Start of Source information

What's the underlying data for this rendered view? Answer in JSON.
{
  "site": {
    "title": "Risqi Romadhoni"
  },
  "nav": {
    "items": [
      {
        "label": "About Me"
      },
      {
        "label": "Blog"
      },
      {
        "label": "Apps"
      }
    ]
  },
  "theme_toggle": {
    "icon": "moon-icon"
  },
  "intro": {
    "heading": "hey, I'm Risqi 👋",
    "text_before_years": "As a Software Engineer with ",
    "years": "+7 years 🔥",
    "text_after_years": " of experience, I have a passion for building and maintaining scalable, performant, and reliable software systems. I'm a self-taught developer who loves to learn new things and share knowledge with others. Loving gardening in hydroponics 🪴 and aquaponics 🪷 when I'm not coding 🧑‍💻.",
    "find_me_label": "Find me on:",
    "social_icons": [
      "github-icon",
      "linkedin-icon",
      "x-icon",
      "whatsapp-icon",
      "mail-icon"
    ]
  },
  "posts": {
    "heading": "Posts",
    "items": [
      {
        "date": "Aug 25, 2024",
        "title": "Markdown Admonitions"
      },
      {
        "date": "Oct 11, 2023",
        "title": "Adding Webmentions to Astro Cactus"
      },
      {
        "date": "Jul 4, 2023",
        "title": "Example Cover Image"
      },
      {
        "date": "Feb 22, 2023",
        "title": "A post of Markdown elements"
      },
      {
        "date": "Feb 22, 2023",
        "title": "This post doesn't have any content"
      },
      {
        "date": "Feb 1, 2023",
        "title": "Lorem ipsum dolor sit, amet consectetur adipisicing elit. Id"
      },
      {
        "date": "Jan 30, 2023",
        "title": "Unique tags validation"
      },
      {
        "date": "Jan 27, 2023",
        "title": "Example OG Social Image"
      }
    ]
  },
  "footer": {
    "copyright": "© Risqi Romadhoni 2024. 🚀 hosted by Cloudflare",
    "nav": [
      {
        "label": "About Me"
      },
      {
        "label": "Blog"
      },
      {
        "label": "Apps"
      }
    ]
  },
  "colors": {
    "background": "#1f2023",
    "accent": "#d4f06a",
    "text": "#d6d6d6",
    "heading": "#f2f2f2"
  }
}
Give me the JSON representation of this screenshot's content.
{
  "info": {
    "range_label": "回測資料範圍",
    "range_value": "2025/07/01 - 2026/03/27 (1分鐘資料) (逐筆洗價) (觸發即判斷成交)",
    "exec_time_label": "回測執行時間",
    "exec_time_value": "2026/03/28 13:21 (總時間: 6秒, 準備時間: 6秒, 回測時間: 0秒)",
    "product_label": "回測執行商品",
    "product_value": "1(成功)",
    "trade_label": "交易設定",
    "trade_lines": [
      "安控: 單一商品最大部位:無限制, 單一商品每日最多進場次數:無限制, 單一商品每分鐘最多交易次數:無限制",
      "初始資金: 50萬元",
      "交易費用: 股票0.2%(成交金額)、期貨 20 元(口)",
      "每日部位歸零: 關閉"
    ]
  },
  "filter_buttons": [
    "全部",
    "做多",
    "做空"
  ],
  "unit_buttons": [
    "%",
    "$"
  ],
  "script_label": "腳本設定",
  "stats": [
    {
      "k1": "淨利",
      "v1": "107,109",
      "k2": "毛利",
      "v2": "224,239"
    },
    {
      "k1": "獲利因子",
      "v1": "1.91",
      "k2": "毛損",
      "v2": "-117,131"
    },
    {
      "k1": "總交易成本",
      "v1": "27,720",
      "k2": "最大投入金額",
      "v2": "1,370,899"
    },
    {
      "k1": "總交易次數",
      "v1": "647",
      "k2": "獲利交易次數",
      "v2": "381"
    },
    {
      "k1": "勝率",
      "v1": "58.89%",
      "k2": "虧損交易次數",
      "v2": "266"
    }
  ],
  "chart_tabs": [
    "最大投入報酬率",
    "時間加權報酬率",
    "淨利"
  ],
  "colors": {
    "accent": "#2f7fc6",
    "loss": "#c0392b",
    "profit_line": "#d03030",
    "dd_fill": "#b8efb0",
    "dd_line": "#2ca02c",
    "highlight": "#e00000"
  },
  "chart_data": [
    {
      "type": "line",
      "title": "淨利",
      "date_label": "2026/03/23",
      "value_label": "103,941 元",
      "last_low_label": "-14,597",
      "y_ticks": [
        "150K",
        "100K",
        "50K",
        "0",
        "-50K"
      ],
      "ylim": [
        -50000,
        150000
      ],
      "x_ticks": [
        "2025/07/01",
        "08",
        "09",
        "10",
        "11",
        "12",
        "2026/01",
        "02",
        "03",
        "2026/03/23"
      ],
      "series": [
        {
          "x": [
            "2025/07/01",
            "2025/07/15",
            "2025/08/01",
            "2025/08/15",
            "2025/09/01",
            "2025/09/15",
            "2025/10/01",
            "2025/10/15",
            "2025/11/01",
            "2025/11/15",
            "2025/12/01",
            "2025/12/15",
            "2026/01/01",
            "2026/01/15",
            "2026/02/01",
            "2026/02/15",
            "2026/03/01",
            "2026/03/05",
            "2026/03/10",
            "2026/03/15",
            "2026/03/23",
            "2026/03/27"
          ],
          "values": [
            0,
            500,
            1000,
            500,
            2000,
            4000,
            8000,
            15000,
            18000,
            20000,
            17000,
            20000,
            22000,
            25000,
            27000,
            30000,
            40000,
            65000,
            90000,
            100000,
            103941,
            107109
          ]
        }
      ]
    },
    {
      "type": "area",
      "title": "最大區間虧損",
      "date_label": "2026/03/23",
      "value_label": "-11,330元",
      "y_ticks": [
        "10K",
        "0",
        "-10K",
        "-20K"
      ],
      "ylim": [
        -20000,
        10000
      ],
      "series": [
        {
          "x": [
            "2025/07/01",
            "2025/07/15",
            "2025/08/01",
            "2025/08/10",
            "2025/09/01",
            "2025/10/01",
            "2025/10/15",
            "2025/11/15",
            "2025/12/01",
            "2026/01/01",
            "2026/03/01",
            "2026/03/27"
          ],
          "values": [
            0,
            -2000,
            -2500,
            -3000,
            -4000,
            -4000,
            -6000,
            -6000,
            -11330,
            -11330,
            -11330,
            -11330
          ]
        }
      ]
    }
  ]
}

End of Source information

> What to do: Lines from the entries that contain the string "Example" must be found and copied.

> Response to this exercise:
        "title": "Example Cover Image"
        "title": "Example OG Social Image"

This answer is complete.